Coauthored by Amanda Sturgill and David Sturgill
Permitting limited student-created notes in an examination has been found to reduce student anxiety (Erbe, 2007) and improve student success on the exams themselves (Rice, Vogelweid & Kitchel, 2017; Larwin, Gorman & Larwin, 2013). Less is known about student strategies for creating these notes. In particular, laptops in the classroom have encouraged notes that are transcriptions of the board or slides, creating a culture of completeness in notetaking. This study investigates the differential effect of transcriptive vs. integrated notecards on exam performance. Participants discussed strategies for guiding students on better practice for learning from the process of creating notes.
“Design for Engagement: How Faculty Structure and Assess Participation in Global Education Courses”

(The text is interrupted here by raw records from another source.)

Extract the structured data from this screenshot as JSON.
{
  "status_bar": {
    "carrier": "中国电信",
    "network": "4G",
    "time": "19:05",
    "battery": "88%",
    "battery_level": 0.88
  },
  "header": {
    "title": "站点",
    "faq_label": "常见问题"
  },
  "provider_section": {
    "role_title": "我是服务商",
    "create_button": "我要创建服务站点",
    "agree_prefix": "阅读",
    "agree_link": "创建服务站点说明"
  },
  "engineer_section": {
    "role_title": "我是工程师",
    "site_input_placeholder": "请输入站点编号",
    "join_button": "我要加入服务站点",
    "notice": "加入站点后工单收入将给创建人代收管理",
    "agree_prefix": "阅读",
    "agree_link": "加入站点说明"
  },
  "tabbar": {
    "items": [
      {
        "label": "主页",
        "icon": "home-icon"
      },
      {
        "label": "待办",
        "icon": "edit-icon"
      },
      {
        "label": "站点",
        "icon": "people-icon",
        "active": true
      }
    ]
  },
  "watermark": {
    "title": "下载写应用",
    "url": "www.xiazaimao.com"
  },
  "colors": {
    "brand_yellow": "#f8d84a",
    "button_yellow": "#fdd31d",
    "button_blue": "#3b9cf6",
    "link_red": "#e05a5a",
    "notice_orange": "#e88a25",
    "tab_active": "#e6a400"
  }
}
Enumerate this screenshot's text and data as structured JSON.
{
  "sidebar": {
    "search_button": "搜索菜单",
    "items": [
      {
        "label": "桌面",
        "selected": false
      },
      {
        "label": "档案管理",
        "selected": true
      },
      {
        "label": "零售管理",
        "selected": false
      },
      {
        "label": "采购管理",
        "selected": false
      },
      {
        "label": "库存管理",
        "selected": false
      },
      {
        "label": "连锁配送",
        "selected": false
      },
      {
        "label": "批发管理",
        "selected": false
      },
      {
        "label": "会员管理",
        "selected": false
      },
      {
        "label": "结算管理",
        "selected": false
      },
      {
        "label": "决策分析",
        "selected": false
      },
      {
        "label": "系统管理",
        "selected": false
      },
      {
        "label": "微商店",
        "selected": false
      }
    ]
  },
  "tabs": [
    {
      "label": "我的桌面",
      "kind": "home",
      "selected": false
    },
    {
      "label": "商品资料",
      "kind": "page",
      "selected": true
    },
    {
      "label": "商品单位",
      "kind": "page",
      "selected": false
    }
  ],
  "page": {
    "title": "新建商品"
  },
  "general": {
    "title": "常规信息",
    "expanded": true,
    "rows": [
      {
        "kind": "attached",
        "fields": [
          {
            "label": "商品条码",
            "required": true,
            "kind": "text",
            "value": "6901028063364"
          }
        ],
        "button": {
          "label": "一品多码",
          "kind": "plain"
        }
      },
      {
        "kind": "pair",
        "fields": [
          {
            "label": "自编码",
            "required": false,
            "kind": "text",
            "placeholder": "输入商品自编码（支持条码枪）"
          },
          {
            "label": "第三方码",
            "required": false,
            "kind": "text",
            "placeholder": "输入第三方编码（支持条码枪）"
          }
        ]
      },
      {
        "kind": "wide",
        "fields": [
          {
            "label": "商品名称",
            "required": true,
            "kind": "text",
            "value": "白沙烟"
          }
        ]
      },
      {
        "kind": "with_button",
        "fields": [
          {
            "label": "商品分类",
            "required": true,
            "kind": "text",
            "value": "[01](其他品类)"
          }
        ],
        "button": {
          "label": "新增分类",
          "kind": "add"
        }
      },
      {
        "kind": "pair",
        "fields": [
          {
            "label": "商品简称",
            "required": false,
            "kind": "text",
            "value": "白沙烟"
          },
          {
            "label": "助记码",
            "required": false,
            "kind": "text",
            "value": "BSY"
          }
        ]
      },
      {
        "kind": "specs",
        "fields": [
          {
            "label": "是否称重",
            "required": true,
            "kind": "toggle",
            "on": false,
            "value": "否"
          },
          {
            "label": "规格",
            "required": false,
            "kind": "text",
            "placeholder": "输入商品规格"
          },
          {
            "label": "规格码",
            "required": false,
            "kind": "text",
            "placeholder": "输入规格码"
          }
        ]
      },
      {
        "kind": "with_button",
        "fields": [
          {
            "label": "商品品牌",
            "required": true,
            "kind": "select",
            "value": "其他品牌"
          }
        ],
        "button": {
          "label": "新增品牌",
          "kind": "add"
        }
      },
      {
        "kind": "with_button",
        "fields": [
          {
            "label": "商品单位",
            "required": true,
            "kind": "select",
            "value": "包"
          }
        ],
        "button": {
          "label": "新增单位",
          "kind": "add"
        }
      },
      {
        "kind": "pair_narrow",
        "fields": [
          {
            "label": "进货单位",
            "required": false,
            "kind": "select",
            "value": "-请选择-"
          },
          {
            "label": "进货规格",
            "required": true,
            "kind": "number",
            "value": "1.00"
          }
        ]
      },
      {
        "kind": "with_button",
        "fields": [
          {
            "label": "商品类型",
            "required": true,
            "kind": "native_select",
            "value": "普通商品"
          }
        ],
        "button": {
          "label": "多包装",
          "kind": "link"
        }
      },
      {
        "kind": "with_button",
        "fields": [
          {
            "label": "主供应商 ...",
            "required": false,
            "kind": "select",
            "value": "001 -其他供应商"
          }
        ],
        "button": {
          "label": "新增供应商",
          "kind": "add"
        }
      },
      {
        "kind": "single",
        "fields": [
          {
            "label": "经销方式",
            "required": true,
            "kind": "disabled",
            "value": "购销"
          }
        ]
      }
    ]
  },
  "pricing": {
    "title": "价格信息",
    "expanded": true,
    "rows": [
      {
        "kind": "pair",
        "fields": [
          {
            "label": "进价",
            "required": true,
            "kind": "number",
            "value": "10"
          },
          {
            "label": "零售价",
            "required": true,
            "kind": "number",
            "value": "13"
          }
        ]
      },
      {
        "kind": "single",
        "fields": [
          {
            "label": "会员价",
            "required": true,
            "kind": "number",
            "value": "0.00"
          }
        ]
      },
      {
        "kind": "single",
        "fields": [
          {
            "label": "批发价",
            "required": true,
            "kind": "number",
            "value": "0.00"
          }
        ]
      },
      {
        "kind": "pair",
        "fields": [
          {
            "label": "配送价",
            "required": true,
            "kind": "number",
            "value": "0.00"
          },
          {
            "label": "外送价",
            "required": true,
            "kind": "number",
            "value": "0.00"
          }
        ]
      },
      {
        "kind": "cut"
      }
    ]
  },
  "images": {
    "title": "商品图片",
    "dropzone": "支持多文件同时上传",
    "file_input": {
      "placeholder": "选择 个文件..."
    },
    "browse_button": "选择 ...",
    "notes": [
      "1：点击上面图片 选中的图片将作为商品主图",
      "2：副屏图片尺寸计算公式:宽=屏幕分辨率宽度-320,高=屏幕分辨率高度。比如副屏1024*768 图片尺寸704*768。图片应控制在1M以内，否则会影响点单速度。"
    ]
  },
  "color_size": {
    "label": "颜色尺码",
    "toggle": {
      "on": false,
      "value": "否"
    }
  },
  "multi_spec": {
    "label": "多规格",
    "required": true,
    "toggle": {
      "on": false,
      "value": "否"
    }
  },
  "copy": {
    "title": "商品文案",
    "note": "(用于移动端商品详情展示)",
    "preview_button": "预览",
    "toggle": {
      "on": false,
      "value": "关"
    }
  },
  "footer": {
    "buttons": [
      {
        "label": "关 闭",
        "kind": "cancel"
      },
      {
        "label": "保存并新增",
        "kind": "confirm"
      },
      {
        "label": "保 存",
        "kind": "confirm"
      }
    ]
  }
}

Coauthored by Derek Lackaff and Matthew Buckmaster
Short-term global education (STGE) courses have students travelling with an instructor for a period of weeks, and attempt to extend the learning culture of a campus into the wider world. The STGE learning environment typically foregrounds distinctive learner goals, expectations and relationships. “Student engagement” in such a context differs greatly from an on-campus course. Drawing on a content analysis of syllabi and interviews with faculty from a mid-sized, private American university, we explored motivations, goals, and impacts of assessing participation in STGE courses. Although the learning goals of STGE courses may be similar to those of campus-based courses, we found that faculty conceptualize and assess participation in STGE courses in distinctive ways. In this session, we presented multiple learning scenarios to help attendees understand: 1) how participation is conceptualized in STGE courses and 2) how participation is operationalized and assessed in STGE courses. Faculty conceptualize the academic goals and content of STGE differently from those of their campus-based courses, with important implications for student learning, course design, and faculty development. This paper session provided an overview of our findings, suggested themes for discussion and future investigation, and provided opportunities for the audience to share perspectives from their own campus contexts.
“SoTL and the Career Path: Academic Culture Issues within and across Institutions”
Authored by Amanda Sturgill
Understanding teaching and learning is mission-critical for academics. While we have the ability to extend our skills in inquiry to our work with and for students, academics sometimes lack the incentives to do so. This poster presented the impacts on the career path for choosing SoTL work from the perspective of disciplines in the liberal arts and professional schools, with a focus on the impacts on the short-term and longer-term implications for faculty, looking at SoTL conducted in a multi-institutional context.
“Pivot Points: Maximizing the Learning Potential of a Professional Graduate Program”
Coauthored by Phillip Motley and Derek Lackaff
This research poster shared how we have attempted to develop an inclusive learning culture in a diverse professional graduate program in interactive media. We drew on student interviews and programmatic evaluation data to explore (1) the role of the advising process; (2) the design of curricular and co-curricular opportunities; and (3) the messaging provided to students prior to and following admission. We reflected on facilitating meaningful learning experiences that allow students to pivot between academic and professional learning objectives, and demonstrated how best practices are not ad hoc, but programmatically designed and implemented by all faculty.